Negotiators for the Thunder Bay District Health Unit and the union representing 58 of its public health nurses are scheduled to go to mediation on Monday as both sides say they're trying to avoid a work stoppage.

1 day of mediated talks scheduled Oct. 15, strike or lockout could follow if no deal reached

58 public health nurses at the Thunder Bay health unit could be off the job next week if mediated talks scheduled for Monday fail. (Google Streetview)

Negotiators for the Thunder Bay District Health Unit and the union representing 58 of its public health nurses are scheduled to go to mediation on Monday as both sides say they're trying to avoid a work stoppage.

Two days of conciliated talks in September failed to produce a new deal and both sides head into Monday's session starting to raise the spectre of a strike or lockout. That could happen if no negotiated settlement is reached by 12:01 a.m., Tuesday.

"Our teams are going into it with a glass-half-full perspective, so we're prepared to be at the table as long as it takes, Vicki McKenna, the president of the Ontario Nurses Association, told CBC News. "However we do only have that one day."

A statement from the nurses association said that the community's health and well-being "is our first priority." McKenna added that the union is prepared to keep talking past Monday's session, but its members have given "a very strong mandate to their negotiating team."

"It's been enough already for them."

Contingencies in place, health unit says

The nurses have been without a contract since 2016, McKenna said, and remain the worst-paid in the province. She added that staffing levels are another main sticking point in negotiations.

In an emailed statement to CBC News, Lance Dyll, the health unit's director of corporate services, said that officials with the health unit "remain hopeful of an amicable resolution."

"In the event that a labour disruption cannot be avoided, the [health unit] has initiated contingency planning in regards to the continuation of services to minimize the disruption of services to clients, to the extent that is possible," he said.
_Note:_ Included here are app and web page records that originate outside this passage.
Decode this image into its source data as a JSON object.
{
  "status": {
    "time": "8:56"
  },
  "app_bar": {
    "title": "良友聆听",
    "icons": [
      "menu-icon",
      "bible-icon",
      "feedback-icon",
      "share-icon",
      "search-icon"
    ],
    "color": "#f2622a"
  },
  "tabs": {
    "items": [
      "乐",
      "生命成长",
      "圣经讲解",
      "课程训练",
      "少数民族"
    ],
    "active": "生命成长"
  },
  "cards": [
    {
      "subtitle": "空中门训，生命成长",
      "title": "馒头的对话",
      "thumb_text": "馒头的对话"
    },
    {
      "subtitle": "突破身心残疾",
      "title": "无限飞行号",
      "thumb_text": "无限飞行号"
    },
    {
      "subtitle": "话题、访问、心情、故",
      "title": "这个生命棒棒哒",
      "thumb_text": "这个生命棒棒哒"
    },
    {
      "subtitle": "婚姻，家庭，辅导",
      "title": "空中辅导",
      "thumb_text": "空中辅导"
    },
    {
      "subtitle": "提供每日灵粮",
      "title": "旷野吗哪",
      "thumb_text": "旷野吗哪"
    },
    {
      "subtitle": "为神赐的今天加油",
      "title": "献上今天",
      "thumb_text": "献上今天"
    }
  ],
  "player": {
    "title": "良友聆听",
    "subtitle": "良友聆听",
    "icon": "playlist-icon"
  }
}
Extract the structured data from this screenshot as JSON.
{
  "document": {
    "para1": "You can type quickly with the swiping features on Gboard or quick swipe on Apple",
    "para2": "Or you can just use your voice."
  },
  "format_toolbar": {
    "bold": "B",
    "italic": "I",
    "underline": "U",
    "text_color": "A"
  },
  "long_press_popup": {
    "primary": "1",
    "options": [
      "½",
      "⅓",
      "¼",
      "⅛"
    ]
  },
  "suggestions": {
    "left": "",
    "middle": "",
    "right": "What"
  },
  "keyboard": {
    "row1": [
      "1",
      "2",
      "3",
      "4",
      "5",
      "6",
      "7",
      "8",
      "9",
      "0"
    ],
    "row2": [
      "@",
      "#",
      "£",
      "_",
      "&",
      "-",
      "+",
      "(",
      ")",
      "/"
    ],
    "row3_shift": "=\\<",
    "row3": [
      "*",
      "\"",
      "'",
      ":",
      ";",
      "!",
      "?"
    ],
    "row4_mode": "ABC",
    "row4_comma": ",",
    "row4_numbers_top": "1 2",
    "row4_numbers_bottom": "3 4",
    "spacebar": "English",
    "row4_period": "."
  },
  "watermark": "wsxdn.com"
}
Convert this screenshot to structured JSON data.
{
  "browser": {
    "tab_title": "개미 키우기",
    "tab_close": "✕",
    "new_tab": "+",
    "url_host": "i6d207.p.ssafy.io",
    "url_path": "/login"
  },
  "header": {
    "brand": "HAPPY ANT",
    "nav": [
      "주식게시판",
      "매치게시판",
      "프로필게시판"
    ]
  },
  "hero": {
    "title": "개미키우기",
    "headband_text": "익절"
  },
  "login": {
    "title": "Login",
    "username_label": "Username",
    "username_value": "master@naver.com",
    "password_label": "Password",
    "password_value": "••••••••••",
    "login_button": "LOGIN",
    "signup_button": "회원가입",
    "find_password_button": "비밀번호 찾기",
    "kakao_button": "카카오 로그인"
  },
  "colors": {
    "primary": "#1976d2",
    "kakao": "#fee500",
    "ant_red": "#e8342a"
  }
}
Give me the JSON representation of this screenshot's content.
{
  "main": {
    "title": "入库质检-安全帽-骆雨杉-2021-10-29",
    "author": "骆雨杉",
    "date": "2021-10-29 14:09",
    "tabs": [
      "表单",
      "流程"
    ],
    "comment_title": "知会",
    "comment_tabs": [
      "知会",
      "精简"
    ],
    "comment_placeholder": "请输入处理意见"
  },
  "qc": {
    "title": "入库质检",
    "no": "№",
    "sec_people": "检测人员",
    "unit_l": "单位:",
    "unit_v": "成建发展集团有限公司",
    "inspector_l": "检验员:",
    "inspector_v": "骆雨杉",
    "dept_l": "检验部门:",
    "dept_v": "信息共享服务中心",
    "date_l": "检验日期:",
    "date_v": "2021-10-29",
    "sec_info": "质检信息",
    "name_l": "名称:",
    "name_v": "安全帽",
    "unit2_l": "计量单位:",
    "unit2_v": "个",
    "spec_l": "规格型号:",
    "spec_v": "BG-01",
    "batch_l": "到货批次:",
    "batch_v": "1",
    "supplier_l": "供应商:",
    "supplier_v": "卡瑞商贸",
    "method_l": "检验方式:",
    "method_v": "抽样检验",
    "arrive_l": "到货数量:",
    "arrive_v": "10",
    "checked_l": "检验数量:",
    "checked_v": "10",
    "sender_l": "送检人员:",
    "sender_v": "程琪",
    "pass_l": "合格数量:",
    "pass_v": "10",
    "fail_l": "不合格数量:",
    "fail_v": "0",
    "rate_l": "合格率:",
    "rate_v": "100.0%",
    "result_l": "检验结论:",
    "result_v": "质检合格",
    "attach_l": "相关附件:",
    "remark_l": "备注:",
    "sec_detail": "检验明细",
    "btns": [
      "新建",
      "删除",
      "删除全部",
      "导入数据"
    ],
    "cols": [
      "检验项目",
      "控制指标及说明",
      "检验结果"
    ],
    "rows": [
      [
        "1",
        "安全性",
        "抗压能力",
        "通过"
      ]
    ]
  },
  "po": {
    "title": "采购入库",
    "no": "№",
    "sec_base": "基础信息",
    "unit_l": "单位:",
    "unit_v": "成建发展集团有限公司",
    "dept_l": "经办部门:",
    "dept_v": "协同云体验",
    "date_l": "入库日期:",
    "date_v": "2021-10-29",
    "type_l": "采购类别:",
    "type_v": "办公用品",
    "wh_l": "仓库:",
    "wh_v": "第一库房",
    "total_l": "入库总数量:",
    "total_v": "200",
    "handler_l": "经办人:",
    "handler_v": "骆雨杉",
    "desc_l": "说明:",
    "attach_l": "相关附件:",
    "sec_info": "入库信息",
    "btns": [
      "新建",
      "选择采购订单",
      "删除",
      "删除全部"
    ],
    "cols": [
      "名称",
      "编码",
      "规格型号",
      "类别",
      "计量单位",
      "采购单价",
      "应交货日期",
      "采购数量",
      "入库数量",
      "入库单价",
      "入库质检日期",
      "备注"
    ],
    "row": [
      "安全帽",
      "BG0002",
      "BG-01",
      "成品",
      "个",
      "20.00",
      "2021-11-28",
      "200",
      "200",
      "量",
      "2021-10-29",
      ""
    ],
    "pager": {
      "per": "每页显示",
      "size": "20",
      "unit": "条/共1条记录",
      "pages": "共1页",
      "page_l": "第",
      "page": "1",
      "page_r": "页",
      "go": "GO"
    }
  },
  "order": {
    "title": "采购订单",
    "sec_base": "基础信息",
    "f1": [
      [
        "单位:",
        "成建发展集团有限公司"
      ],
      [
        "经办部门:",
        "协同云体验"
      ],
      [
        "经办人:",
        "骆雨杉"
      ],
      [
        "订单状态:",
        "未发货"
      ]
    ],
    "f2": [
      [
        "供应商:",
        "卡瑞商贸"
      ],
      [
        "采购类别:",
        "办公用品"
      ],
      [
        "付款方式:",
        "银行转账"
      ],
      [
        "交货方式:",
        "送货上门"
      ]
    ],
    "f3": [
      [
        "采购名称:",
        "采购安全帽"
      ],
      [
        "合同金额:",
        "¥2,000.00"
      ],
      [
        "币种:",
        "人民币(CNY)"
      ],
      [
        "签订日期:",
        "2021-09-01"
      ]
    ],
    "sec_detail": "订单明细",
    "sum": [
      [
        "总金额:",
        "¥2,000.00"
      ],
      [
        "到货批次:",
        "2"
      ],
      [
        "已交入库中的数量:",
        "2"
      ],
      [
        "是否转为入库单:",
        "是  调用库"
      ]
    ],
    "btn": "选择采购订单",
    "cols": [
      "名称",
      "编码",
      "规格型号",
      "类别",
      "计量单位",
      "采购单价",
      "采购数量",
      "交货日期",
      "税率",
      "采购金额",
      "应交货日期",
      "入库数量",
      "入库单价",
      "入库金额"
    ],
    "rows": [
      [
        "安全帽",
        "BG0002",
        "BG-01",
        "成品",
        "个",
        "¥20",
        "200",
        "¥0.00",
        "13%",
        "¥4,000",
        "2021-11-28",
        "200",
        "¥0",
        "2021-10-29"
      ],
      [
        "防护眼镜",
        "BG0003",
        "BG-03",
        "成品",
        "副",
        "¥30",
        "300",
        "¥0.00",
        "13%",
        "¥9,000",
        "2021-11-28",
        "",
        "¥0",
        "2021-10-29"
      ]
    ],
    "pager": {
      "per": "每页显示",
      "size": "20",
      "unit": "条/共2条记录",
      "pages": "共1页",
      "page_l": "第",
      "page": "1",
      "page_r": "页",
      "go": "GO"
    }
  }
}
McKenna said the nurses are responsible for things like disease outbreak control, providing services for new families and school immunization programs. Those services would be impacted "should the nurses be forced to strike or be locked out by their employer," the union's statement said.

McKenna said she couldn't get into specifics as to how far apart the two sides are heading into Monday's talks.